DATASET RECORDS ▸
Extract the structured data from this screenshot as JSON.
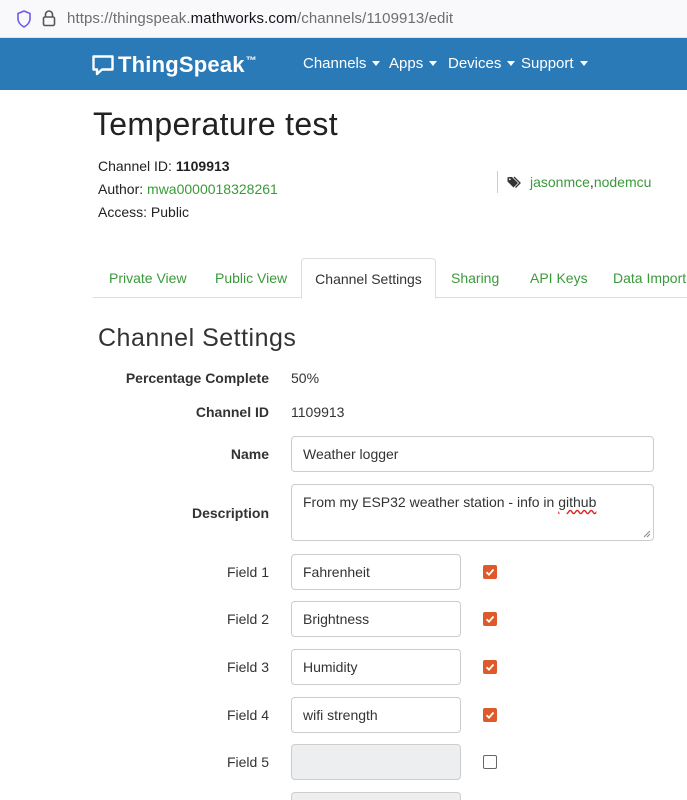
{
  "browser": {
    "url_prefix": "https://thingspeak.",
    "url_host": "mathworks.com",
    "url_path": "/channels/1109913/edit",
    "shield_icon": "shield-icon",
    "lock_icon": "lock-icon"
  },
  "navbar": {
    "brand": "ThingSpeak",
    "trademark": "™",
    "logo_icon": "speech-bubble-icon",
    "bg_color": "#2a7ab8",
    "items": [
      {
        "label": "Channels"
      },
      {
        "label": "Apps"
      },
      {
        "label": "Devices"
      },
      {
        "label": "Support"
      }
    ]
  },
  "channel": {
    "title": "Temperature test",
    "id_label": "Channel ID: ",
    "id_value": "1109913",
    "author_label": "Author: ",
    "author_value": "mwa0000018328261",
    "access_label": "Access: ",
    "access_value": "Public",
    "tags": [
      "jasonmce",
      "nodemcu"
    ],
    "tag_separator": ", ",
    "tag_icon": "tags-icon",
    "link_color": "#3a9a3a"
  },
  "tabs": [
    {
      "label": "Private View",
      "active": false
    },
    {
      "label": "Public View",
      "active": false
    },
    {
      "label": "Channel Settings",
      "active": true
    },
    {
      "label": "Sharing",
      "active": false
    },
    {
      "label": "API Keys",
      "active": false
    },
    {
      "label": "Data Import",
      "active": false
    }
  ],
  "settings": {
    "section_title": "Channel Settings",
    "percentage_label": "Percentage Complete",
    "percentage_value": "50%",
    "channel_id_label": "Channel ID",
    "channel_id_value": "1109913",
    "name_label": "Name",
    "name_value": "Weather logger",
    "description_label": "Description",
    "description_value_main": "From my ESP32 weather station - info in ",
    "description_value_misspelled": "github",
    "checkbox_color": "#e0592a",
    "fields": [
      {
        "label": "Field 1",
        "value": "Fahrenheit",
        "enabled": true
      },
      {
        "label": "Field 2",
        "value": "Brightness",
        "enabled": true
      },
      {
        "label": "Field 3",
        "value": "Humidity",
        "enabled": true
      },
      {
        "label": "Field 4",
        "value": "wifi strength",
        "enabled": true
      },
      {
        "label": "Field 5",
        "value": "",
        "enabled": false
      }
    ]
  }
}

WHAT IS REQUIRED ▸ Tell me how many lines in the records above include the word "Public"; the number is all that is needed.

RESULT ▸ 2